The marina at Henlopen Acres is in need of dredging – again– and town commissioners unanimously agreed to hire consultant Tony Pratt to encourage the state to allow the town to pump the spoils in an upland area.
Spray disposal of the spoils is the recommended technique at the state and federal level, and the town is happy to assist in that method, said Mayor Joni Reich, during the commissioners’ quarterly meeting April 12. She said the contracted amount for Pratt is $1,500, and he is expected to do about 10 hours of work.
Pratt spent over three decades working with the Delaware Department of Natural Resources, retiring in 2018 after years as the state’s shoreline and waterway management administrator. More recently, Pratt has been hired as a consultant by the Association of Coastal Towns.
Town Manager Tom Roth said at low tide, the water level in the town’s marina is about 18 to 24 inches. He said about 4,000 cubic feet of sediment should be removed.
Roth said the marina was last dredged in 2012 and cost the town $200,000, and sediment filled back in less than two years later. For that project, the town placed the spoils on land, and then had to wait a year for the material to dry out before moving it, by truck, to a farm miles away.
None of the commissioners thought that method of dredging was in the best interest of the town.
Roth said the town has explored the idea of using state-owned marshland directly across the canal from the marina, but state officials have said that section of marsh doesn’t need the spoils. He said Pratt thinks there are areas of marshland up the canal that could use the spoils.
Reich said spray disposal is an environmentally sound way to replenish areas of the marsh, and the town wants to make sure all those options are exhausted.
At the end of the discussion, before the formal vote, Roth said another option would be to close the marina, but that went over like a lead balloon.
Fire hydrants would be costly
Henlopen Acres has no fire hydrants within its boundaries, and a water system assessment completed in July 2018 said the town should consider installing some.

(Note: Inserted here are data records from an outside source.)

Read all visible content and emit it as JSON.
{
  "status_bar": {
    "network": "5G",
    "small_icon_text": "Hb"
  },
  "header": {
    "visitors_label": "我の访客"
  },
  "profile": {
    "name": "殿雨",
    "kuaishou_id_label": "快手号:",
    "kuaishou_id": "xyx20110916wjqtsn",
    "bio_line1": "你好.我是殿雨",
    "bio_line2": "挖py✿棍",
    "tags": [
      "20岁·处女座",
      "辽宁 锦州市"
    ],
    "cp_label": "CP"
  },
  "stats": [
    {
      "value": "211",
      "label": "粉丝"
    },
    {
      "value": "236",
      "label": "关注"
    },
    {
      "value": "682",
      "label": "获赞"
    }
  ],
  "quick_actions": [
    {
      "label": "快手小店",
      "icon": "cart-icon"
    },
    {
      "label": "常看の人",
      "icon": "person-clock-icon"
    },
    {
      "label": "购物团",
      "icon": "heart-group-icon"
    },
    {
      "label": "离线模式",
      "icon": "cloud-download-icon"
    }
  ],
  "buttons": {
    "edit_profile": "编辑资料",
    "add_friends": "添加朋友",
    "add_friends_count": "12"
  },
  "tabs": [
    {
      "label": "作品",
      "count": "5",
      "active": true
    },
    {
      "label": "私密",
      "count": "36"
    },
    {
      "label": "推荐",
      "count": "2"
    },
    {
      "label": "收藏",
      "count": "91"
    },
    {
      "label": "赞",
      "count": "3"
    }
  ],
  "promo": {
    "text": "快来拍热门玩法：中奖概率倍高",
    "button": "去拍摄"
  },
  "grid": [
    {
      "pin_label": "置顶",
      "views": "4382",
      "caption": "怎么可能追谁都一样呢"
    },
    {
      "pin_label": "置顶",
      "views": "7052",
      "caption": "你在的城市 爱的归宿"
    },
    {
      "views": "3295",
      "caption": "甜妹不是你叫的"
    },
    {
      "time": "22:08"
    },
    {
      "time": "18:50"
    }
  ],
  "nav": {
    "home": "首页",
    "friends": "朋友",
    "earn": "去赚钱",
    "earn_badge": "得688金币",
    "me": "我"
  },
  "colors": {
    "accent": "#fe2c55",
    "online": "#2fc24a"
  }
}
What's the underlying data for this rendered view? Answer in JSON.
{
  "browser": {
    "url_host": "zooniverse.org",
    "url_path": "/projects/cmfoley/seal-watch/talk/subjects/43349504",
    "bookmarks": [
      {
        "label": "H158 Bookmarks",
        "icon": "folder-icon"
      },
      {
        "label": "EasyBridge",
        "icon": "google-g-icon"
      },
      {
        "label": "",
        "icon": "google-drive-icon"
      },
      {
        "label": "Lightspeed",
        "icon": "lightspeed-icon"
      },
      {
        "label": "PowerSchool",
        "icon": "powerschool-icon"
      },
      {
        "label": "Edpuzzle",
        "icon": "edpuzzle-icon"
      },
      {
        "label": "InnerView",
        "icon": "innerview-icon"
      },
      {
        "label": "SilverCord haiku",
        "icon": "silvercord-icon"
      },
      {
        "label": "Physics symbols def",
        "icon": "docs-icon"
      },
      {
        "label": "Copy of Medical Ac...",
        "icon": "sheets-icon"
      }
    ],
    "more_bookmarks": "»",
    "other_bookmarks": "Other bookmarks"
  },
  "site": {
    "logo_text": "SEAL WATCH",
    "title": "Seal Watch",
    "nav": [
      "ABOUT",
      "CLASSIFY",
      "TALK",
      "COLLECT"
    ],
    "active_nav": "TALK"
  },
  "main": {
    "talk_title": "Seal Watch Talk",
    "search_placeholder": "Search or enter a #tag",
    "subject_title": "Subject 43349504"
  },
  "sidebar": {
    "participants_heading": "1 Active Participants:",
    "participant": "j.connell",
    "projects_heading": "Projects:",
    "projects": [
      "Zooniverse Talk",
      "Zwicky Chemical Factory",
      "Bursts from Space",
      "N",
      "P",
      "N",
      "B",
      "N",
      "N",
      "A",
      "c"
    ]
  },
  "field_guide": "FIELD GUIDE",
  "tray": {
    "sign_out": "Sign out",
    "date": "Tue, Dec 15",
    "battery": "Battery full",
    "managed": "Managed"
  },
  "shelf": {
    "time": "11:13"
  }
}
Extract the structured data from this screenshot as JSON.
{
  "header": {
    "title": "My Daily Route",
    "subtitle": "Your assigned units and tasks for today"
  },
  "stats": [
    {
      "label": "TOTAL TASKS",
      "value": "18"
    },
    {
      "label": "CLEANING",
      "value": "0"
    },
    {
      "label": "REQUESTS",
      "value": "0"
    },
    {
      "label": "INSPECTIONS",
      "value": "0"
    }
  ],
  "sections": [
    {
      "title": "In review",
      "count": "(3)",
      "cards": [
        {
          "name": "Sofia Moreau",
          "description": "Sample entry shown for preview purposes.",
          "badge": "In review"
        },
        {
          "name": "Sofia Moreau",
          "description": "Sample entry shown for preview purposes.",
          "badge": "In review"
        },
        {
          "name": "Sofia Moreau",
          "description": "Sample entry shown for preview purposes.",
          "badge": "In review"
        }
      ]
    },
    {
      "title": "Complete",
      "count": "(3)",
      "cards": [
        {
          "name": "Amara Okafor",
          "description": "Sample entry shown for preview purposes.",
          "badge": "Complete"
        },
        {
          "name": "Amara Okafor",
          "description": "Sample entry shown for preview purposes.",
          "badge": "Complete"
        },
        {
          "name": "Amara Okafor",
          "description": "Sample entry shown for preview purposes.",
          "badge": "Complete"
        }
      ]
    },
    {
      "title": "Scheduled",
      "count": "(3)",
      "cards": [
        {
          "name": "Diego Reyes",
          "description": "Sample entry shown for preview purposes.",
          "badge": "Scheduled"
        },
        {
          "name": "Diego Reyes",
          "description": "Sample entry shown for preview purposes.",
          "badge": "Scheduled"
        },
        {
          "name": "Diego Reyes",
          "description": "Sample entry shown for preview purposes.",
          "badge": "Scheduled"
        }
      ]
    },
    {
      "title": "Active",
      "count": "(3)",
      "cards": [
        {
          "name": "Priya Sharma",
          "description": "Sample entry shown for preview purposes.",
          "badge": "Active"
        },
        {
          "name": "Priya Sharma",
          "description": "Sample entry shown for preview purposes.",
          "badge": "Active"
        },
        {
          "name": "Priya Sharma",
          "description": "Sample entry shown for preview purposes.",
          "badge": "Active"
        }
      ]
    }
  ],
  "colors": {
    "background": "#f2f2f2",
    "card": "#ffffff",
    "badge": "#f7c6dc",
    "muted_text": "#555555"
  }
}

Currently, if there’s a fire in Henlopen Acres, a fire truck hooks up to a hydrant on Henlopen Avenue or drops a line into the Lewes-Rehoboth Canal.
During a July commissioner meeting, consultant Dan Sting, an engineer from KCI Technologies, said to install fire hydrants, which would require hooking into neighboring Rehoboth’s system, Henlopen Acres would have to install 6-inch pipe, because the town’s 4-inch pipe couldn’t handle the necessary pressure. At the time, he estimated it would take two to three hydrants to cover the entire town.
During the April 12 meeting, Roth said further analysis had been done, and the fire marshal would require 12 fire hydrants, at an estimated cost of $750,000. He said roughly 10,000 linear feet of pipe would be needed.
Roth said he thought the project would cost more than $750,000 because the estimate used town easements, but he didn’t think the whole project could be done that way. He said he thought it would require, in some part, putting pipe under the road, which would increase the cost.
Roth said the town is not mandated to install hydrants, but he said there would be a major benefit to insurance premiums for property owners if they were installed.
The town has accessible water, but it doesn’t meet insurance standards, Roth said.
In the end, Reich said she would like to set up an appointment with the fire marshal to continue the discussion.
Cost continues to rise for Tidewaters infrastructure project
An infrastructure project aimed at relieving flooding for a homeowner at the downhill intersection of Tidewaters and Fields End has nearly doubled from original estimates.
During the meeting April 12, Roth said the cost has now jumped to $150,000 because there were limited bidders on the project. He said he expected digging to begin any day.
During a meeting in January, commissioners approved $127,000 toward the project, which is supposed to install two catch basins and an underground drainage pipe to the Lewes-Rehoboth Canal behind the property at 85 Tidewaters. The town originally budgeted $84,500.